So, again, don't blame the Republicans or Powerline for the Schiavo memo. President Harry Truman was known for the placque on his desk that said The Buck Stops Here. Well, friends, the buck truly does stop here. I wrote the memo and deserve whatever penalty may befall me.

Wednesday, April 06, 2005

Exceeding Low Expectations

If you've been watching any of the after-death-Pope coverage on cable (and face it, how can you get away from it?) than you might have noticed many of the punditeers praising the deceased Pope's commitment to the "culture of life". This is univerally seen to be a very great thing. Even Franklin Graham, son and apparent heir to father Billy Graham's evangelical ministry, louded the Pope's contribution to the "culture of life".

Now, maybe Graham, and the rest of them, didn't know what else to say. But does it seem to you, as it does to me, that this bit about the "culture of life" in regards to the Pope is rather a strange way to praise a just deceased priest, a man of the cloth, a someone who was the head of the Catholic Church for 26 years? Having a commitment to the "culture of life" seems to me to be a rather low bar of expectations. I mean, what did they think the Pope would do? That the Pope would have led a bloody inquisition? That he would have announced his support for a new "abortion on demand" policy?

It is true that a few anti-hagiography pieces about the Pope have been printed in the last few days, namely one from Thomas Cahill in yesterday's NYT, detailing not only the decline in Catholic church attendance in the U.S. and Europe during the Pope's reign, and the decline in the number of priests, but the authoritarianism of this Pope, which has created a certain climate of conformity and "yes" men among the Cardinals he's appointed, and a stifling of intellectual and moral dissent.

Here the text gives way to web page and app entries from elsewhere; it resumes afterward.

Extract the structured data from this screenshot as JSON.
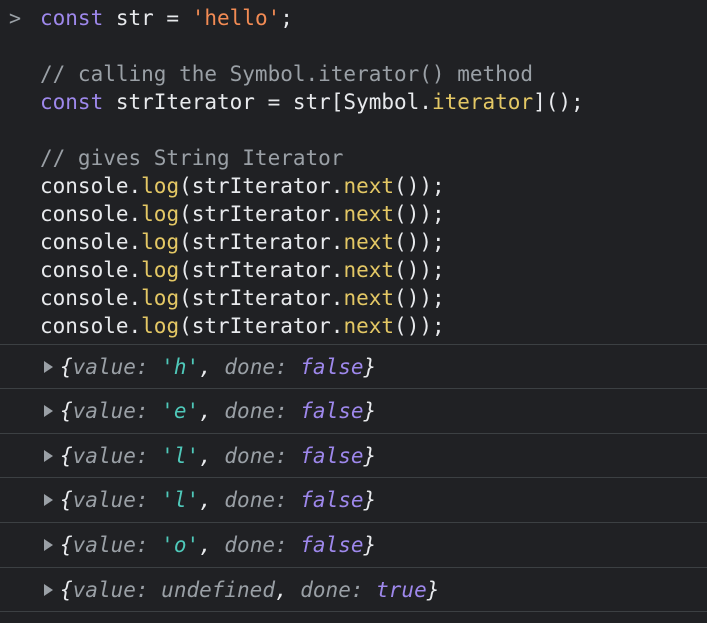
{
  "input": {
    "prompt": ">",
    "line1": {
      "kw": "const",
      "rest": " str = ",
      "str": "'hello'",
      "end": ";"
    },
    "line2": {
      "comment": "// calling the Symbol.iterator() method"
    },
    "line3": {
      "kw": "const",
      "a": " strIterator = str[Symbol.",
      "fn": "iterator",
      "end": "]();"
    },
    "line4": {
      "comment": "// gives String Iterator"
    },
    "log_lines": [
      {
        "obj": "console.",
        "log": "log",
        "mid": "(strIterator.",
        "next": "next",
        "end": "());"
      },
      {
        "obj": "console.",
        "log": "log",
        "mid": "(strIterator.",
        "next": "next",
        "end": "());"
      },
      {
        "obj": "console.",
        "log": "log",
        "mid": "(strIterator.",
        "next": "next",
        "end": "());"
      },
      {
        "obj": "console.",
        "log": "log",
        "mid": "(strIterator.",
        "next": "next",
        "end": "());"
      },
      {
        "obj": "console.",
        "log": "log",
        "mid": "(strIterator.",
        "next": "next",
        "end": "());"
      },
      {
        "obj": "console.",
        "log": "log",
        "mid": "(strIterator.",
        "next": "next",
        "end": "());"
      }
    ]
  },
  "output": [
    {
      "open": "{",
      "k1": "value",
      "v1": "'h'",
      "sep": ", ",
      "k2": "done",
      "v2": "false",
      "close": "}"
    },
    {
      "open": "{",
      "k1": "value",
      "v1": "'e'",
      "sep": ", ",
      "k2": "done",
      "v2": "false",
      "close": "}"
    },
    {
      "open": "{",
      "k1": "value",
      "v1": "'l'",
      "sep": ", ",
      "k2": "done",
      "v2": "false",
      "close": "}"
    },
    {
      "open": "{",
      "k1": "value",
      "v1": "'l'",
      "sep": ", ",
      "k2": "done",
      "v2": "false",
      "close": "}"
    },
    {
      "open": "{",
      "k1": "value",
      "v1": "'o'",
      "sep": ", ",
      "k2": "done",
      "v2": "false",
      "close": "}"
    },
    {
      "open": "{",
      "k1": "value",
      "v1": "undefined",
      "sep": ", ",
      "k2": "done",
      "v2": "true",
      "close": "}"
    }
  ]
}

It's also strange in a way that the multitude of anti-papacy voices among the Protestant congregations and evangelical elite have been strangely muted through all this. Even Franklin Graham preferred to stress the similar goals, rather than the theological differences, existing between Catholocism and Protestantism.

I've been thinking of trying my hand at addressing some of those distinctions in the coming days. Perhaps the advent of a new Pope will provide an opportunity for these issues to be discussed on the nation's airwaves. But I doubt it.